Aquisitive Prescription. It is a strange-sounding set of words, yet it can be vital in proving ownership of land and property in Louisiana. What exactly is it? The subsequent lawsuit helps answer that question and the following one: How can I prove ownership of land through acquisitive prescription in Louisiana?
Crystal and Gwendolyn Smith sued Raymond Felton, claiming they owned land in White Castle, Louisiana. The Smiths claimed Felton misrepresented that he owned the property, had entered the property without permission, and intentionally damaged the home located thereon. The Smiths sought injunctive relief prohibiting Felton from entering the property. The Smiths also sought damages for the damage to the property and the mental distress they suffered.
In response, Felton argued he owned the land at issue. Although Felton did not have the actual title to the at-issue property, he provided a chain of titles dating back to 1897, whereas the Smiths only dated back to 1899. The trial court ruled in favor of Felton because he and his ancestors in title had been in possession of the at-issue property for over thirty years, which is required to establish ownership by acquisitive prescription. See La. C.C. art. 3486. The Smiths filed a motion for a new trial, which the trial court denied. They then appealed.
On appeal, the Smiths argued the trial court misinterpreted the evidence. They claimed Felton did not establish a link between his purported ancestors and himself. Because Felton did not possess the actual title to the at-issue property, he had to prove ownership by acquisitive prescription.
So how does one go about proving ownership of land through acquisitive prescription in Louisiana? This requires the possessor possessed immovable property, with the intent to be the owner, for thirty years. One individual is not required to have possessed the property for the entire thirty-year period.
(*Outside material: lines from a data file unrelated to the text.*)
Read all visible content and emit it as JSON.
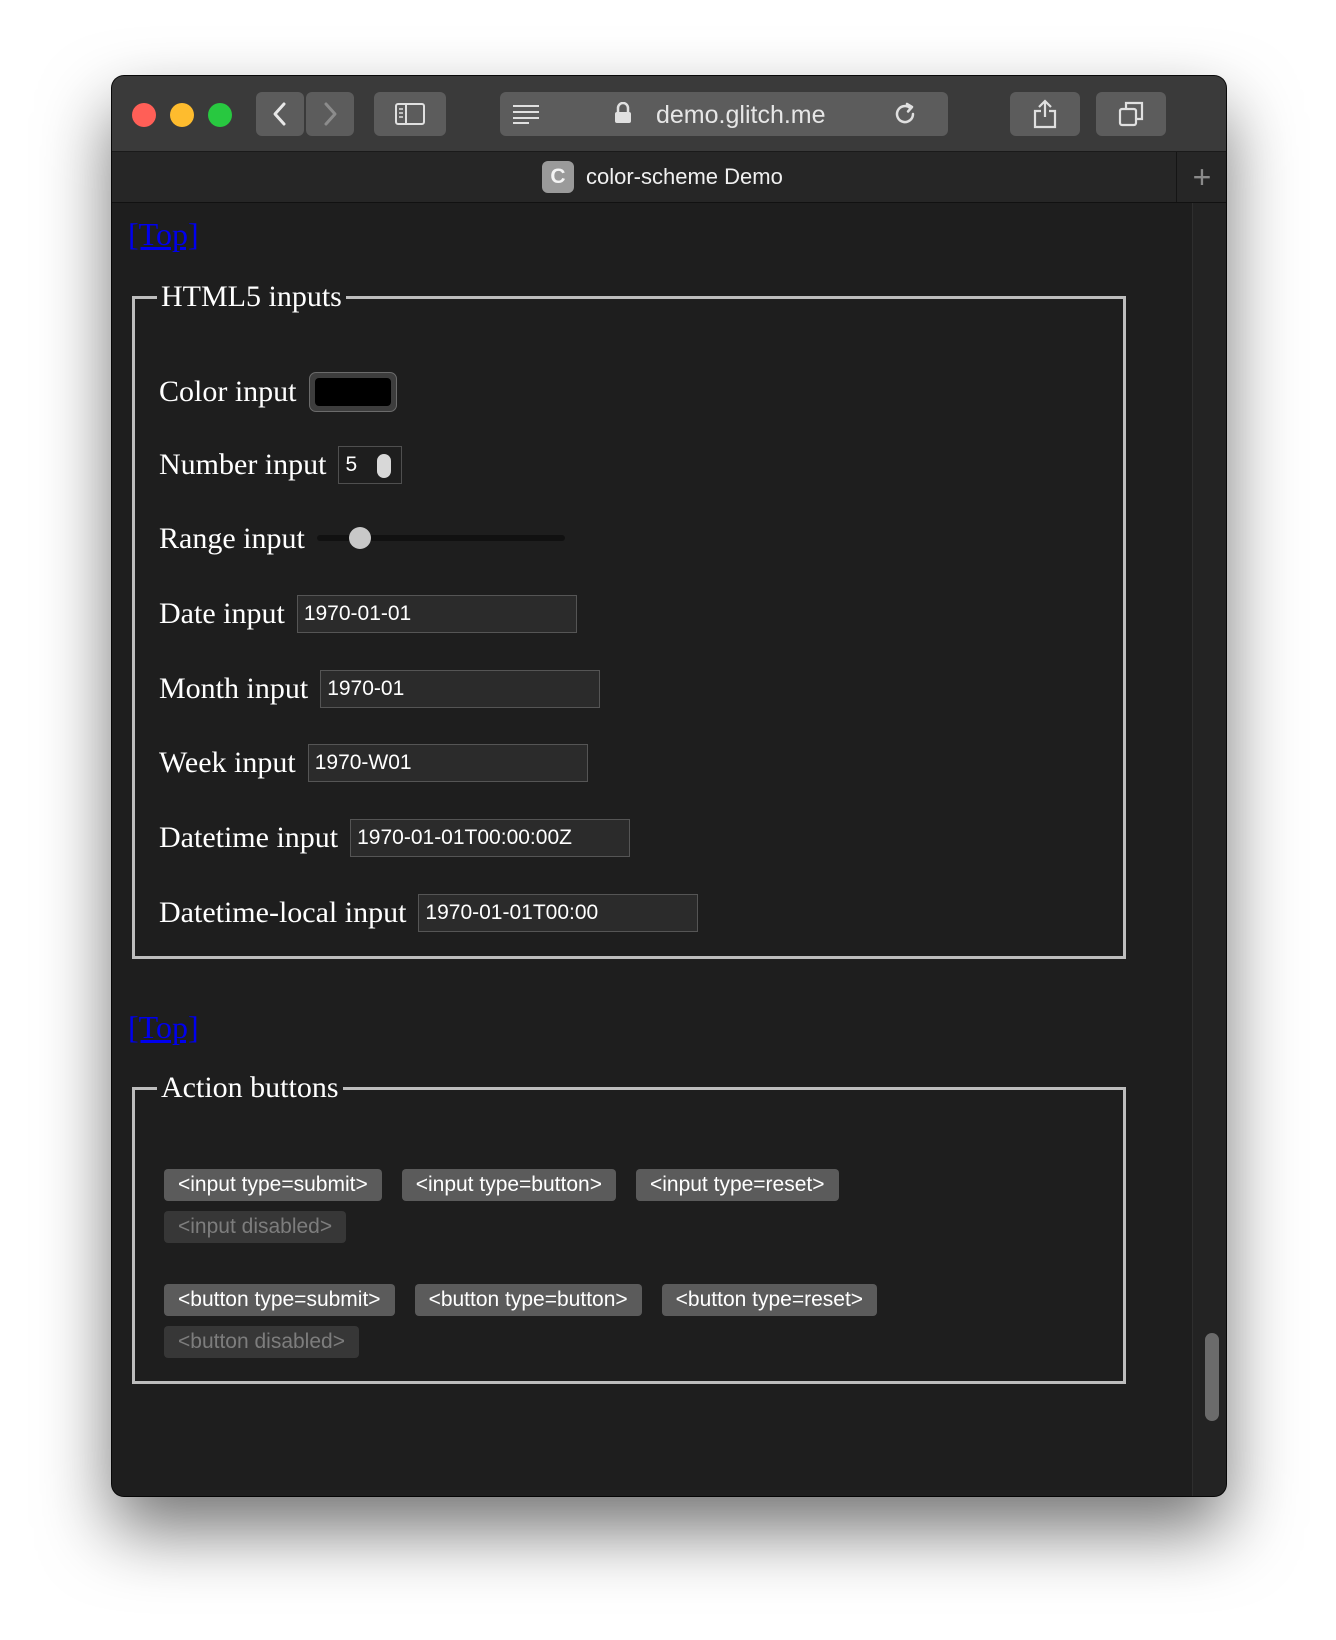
{
  "browser": {
    "url": "demo.glitch.me",
    "tab_title": "color-scheme Demo",
    "favicon_letter": "C",
    "icons": {
      "back": "chevron-left-icon",
      "forward": "chevron-right-icon",
      "sidebar": "sidebar-icon",
      "reader": "reader-icon",
      "lock": "lock-icon",
      "reload": "reload-icon",
      "share": "share-icon",
      "tabs": "tab-overview-icon",
      "new_tab": "plus-icon"
    },
    "colors": {
      "close": "#ff5f57",
      "minimize": "#febc2e",
      "zoom": "#28c840"
    }
  },
  "page": {
    "top_link": "[Top]",
    "html5_inputs": {
      "legend": "HTML5 inputs",
      "color_label": "Color input",
      "color_value": "#000000",
      "number_label": "Number input",
      "number_value": "5",
      "range_label": "Range input",
      "range_fraction": 0.14,
      "date_label": "Date input",
      "date_value": "1970-01-01",
      "month_label": "Month input",
      "month_value": "1970-01",
      "week_label": "Week input",
      "week_value": "1970-W01",
      "datetime_label": "Datetime input",
      "datetime_value": "1970-01-01T00:00:00Z",
      "datetime_local_label": "Datetime-local input",
      "datetime_local_value": "1970-01-01T00:00"
    },
    "action_buttons": {
      "legend": "Action buttons",
      "input_submit": "<input type=submit>",
      "input_button": "<input type=button>",
      "input_reset": "<input type=reset>",
      "input_disabled": "<input disabled>",
      "button_submit": "<button type=submit>",
      "button_button": "<button type=button>",
      "button_reset": "<button type=reset>",
      "button_disabled": "<button disabled>"
    }
  }
}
Instead, an individual’s possession can be tacked on to a prior possessor if that prior individual transferred the property with no interruption in the possession. See La. C.C. art. 3442. The trial court’s finding of whether an individual has possessed the at-issue property for at least thirty years is not overturned on appeal unless clearly wrong.
Here, the Louisiana First Circuit Court of Appeal found that Felton had provided sufficient evidence to establish he had possessed the property for at least thirty years. First, he provided a judgment of possession from 1965, where the at-issue property was acquired by his grandmother and then given to his father when his grandmother passed away. Felton then established the link with his father by introducing evidence from his parent’s obituaries that listed him as their child. The Smiths argued this evidence was insufficient to establish the thirty years of ownership. However, the appellate court disagreed and affirmed the trial court’s ruling that Felton owned the property.
If you are involved in a property dispute, it is essential to understand what documents are required to establish you own the at-issue property. A good lawyer can help you sort through and make sense of old documents that can be evidence to support your claims that you own the at-issue property.
Additional Sources: Smith v. Raymond Felton, Jr. and ZYS Ins. Co.
Written by Berniard Law Firm
Additional Berniard Law Firm Article on Acquisitive Prescription: What Does Predial Servitude, Acquisitive Prescription and Precarious Possessor, mean in Louisiana?